Exercise directions >> For every line in the records below that holds "range", make a copy.

Provided entries >>

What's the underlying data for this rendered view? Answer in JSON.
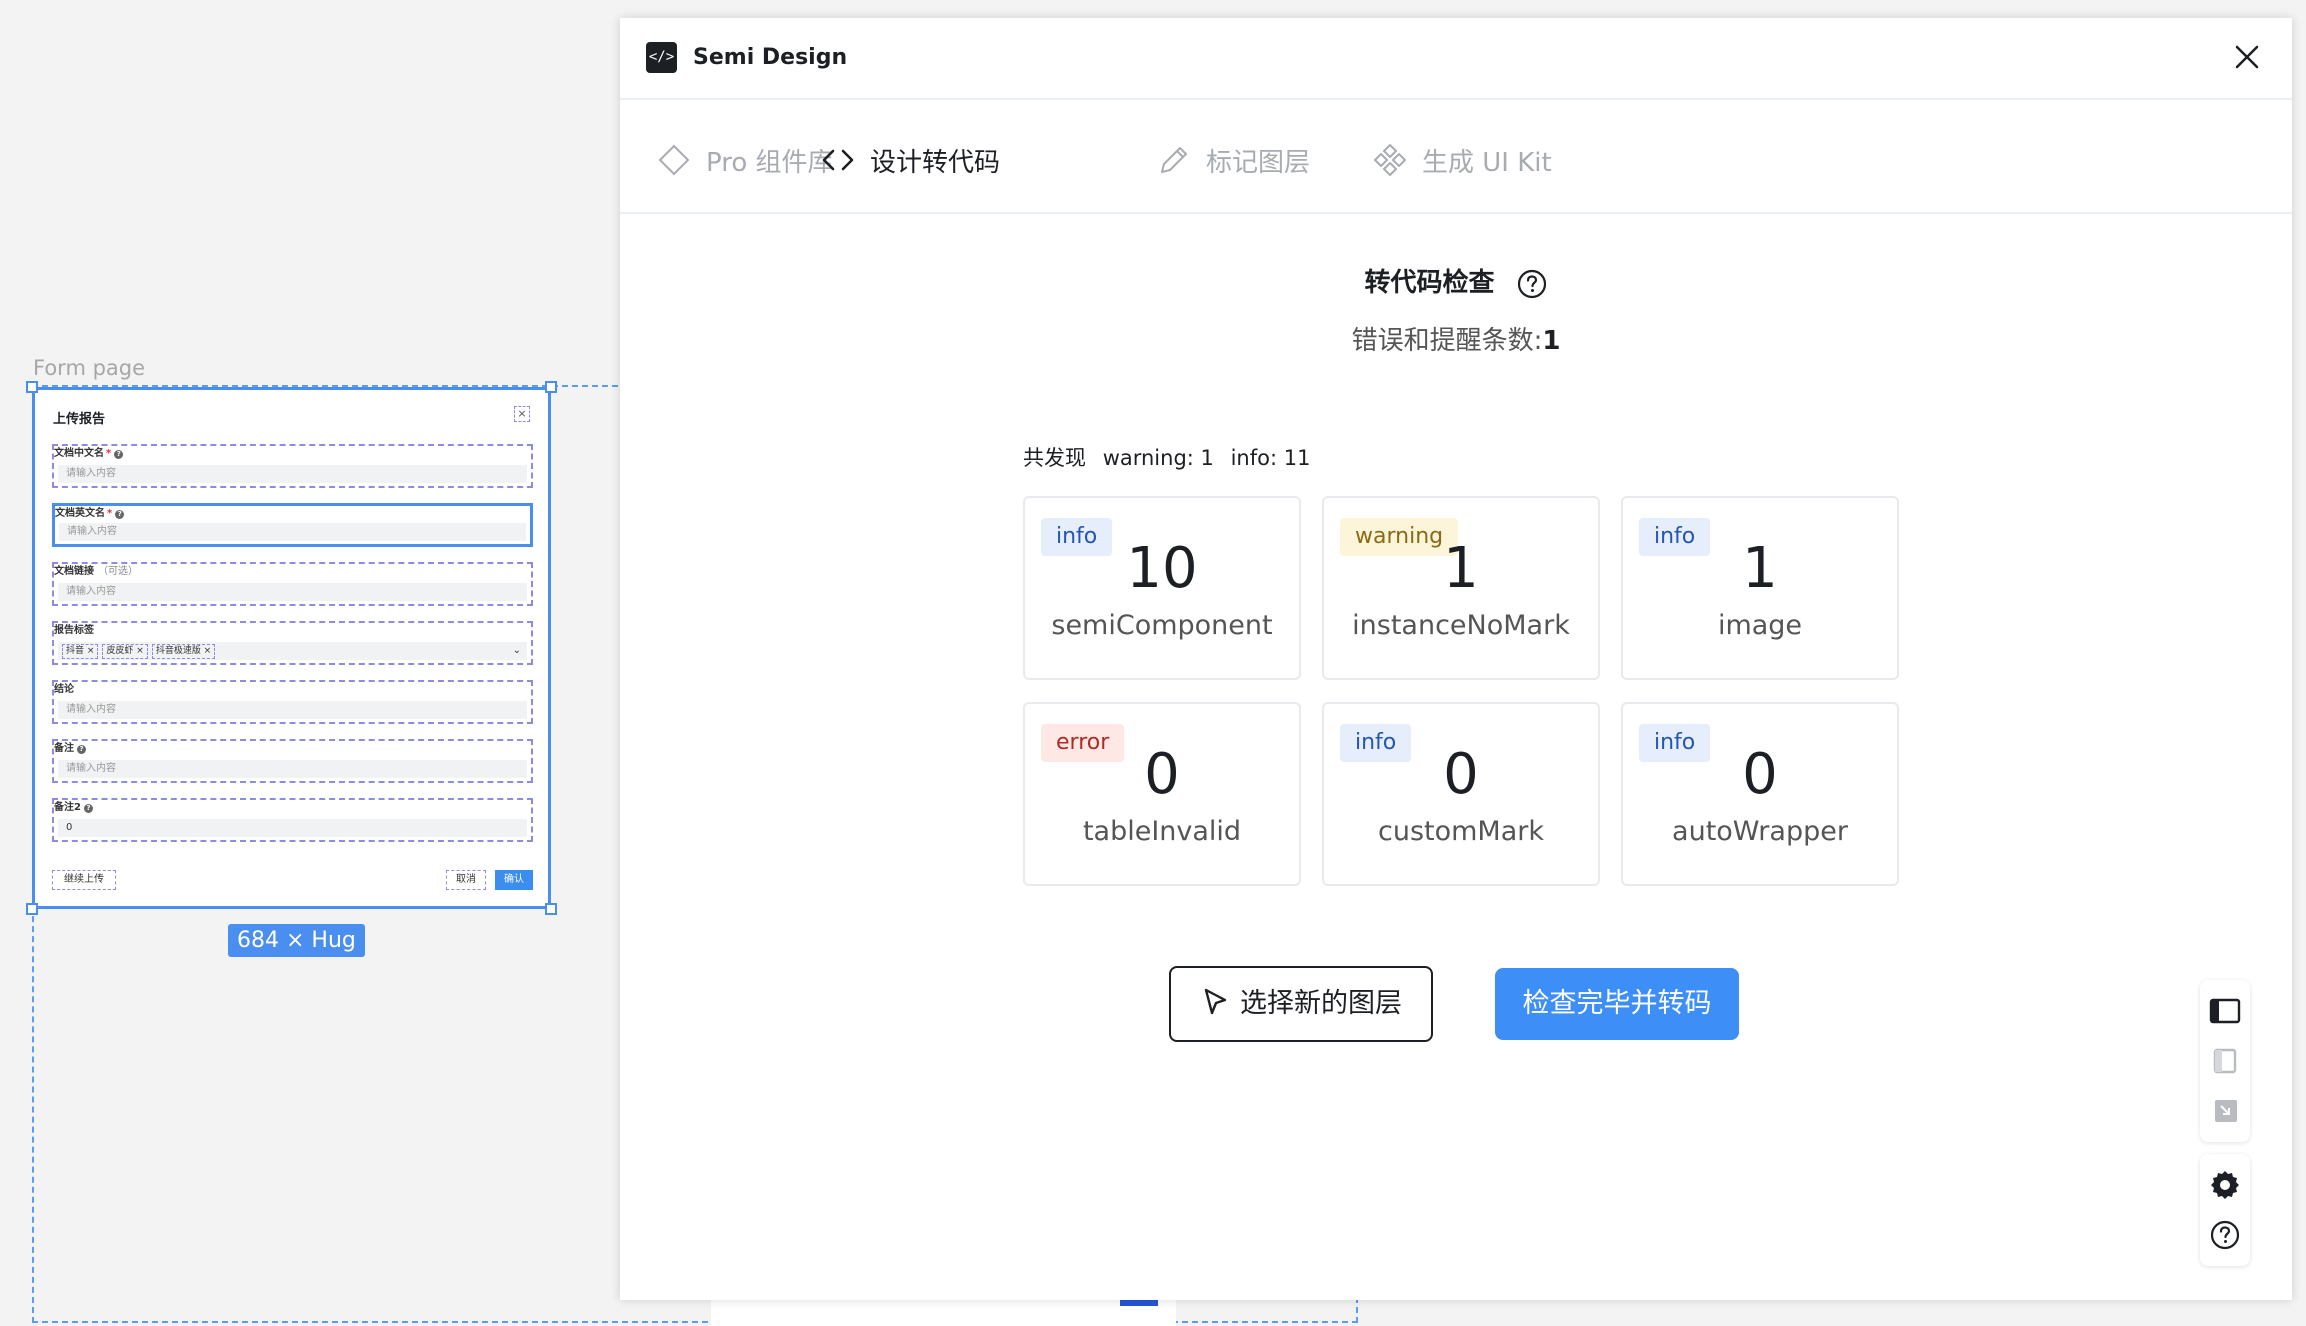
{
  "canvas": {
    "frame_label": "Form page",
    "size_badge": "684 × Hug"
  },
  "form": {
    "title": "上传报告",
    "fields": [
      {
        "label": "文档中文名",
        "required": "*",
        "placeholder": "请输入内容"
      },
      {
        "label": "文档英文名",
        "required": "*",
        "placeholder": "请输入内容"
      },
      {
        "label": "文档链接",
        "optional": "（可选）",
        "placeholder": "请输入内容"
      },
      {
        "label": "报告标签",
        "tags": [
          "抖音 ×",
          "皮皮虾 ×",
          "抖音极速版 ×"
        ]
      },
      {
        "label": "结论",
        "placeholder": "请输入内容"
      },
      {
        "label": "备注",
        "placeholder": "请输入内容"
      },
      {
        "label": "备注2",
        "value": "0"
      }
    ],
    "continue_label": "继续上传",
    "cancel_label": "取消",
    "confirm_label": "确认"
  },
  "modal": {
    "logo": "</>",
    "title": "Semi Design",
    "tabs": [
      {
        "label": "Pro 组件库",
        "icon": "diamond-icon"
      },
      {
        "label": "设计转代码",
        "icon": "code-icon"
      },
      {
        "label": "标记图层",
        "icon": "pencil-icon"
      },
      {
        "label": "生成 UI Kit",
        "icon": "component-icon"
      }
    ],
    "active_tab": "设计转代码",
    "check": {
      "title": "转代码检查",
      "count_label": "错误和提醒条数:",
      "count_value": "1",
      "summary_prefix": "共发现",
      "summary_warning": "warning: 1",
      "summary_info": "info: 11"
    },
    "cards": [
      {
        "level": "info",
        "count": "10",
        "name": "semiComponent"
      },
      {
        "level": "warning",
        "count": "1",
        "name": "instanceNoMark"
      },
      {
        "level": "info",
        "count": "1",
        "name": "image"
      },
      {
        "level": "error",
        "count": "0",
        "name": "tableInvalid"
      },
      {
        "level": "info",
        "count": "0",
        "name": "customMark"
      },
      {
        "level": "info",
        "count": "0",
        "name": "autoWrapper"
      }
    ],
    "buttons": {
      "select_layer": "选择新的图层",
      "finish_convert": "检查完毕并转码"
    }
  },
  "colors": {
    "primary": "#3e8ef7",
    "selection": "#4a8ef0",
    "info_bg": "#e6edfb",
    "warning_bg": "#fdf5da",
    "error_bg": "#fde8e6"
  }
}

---

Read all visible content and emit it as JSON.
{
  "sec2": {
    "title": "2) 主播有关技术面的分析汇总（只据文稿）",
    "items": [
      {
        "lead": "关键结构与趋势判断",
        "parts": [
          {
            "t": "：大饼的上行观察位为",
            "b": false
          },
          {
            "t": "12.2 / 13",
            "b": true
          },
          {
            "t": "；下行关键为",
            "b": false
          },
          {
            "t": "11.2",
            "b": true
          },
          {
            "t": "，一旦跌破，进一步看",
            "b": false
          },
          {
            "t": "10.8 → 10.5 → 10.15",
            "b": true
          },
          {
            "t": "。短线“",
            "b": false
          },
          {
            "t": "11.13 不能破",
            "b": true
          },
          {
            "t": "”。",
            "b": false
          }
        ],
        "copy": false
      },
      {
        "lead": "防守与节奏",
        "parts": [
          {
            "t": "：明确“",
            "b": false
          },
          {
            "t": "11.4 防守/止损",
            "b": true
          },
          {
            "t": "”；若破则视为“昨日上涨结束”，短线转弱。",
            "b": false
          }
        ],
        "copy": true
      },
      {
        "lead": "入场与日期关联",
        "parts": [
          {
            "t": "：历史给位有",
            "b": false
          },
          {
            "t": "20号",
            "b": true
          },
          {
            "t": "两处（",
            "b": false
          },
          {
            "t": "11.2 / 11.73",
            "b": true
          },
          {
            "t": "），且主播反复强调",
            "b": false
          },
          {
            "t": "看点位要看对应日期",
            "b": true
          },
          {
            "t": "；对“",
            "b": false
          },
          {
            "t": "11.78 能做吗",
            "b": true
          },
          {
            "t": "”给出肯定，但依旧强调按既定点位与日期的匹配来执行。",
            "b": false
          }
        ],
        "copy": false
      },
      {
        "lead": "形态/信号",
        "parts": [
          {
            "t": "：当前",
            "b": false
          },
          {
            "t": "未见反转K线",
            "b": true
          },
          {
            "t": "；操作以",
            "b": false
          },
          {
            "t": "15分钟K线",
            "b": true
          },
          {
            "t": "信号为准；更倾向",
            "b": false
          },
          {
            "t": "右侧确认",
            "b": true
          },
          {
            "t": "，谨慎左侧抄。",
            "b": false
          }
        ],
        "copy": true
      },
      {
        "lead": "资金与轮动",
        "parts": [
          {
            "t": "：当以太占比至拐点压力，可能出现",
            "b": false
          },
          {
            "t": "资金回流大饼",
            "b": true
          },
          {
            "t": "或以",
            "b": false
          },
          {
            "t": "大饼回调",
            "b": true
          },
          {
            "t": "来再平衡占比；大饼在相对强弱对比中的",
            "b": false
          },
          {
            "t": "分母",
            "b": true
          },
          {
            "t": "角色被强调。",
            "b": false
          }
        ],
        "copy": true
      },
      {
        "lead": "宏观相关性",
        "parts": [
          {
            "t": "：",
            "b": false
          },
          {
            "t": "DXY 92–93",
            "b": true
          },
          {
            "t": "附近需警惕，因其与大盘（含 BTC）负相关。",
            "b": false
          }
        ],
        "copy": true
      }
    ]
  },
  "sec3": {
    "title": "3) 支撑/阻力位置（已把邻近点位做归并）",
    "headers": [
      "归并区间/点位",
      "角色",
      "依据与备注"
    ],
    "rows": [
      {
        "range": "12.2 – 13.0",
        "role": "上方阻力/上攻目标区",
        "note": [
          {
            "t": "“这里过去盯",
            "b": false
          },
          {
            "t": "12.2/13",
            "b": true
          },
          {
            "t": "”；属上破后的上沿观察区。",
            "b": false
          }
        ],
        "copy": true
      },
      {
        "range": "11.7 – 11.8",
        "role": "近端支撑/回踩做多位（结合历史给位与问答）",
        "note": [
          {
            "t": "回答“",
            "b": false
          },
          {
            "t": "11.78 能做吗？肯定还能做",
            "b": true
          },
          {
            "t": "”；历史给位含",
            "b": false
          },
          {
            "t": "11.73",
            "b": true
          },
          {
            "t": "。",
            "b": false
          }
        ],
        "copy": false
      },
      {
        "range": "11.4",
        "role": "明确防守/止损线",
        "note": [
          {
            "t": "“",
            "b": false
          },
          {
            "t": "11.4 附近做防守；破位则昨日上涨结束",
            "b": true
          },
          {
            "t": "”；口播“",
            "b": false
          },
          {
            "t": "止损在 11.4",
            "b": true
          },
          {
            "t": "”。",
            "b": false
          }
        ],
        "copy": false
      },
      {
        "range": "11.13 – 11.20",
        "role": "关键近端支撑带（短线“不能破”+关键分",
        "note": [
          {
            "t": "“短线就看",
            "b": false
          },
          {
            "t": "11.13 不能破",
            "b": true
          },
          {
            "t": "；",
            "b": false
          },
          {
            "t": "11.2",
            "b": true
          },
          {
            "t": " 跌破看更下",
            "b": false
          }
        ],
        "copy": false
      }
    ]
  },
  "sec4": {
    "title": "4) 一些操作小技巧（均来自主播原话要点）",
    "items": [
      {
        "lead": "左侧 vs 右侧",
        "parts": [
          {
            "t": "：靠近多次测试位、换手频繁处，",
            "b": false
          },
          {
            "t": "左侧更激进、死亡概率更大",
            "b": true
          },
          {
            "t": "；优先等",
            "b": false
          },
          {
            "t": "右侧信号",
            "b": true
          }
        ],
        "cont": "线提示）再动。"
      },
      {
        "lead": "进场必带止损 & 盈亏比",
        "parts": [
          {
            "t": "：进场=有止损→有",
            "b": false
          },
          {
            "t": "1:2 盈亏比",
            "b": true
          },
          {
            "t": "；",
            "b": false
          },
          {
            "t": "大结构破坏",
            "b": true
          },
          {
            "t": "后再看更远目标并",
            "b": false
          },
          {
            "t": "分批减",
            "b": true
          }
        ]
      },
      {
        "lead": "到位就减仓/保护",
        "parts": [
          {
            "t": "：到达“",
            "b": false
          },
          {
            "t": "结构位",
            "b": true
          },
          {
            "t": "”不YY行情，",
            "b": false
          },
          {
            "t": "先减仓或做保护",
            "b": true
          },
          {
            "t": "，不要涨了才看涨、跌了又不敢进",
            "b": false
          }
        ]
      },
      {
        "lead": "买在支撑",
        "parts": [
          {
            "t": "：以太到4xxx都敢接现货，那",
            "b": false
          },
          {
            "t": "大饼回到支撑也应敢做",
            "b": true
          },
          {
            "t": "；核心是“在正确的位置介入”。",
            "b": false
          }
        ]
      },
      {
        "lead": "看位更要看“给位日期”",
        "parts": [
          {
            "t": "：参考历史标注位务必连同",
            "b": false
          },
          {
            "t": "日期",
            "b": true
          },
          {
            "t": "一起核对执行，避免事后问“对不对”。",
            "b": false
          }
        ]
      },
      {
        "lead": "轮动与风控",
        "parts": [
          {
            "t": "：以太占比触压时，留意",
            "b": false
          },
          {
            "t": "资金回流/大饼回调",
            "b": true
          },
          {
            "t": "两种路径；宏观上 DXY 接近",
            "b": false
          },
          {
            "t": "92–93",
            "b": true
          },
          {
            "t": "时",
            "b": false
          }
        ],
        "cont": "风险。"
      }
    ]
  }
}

Written response >>
        "range": "12.2 – 13.0",
        "range": "11.7 – 11.8",
        "range": "11.4",
        "range": "11.13 – 11.20",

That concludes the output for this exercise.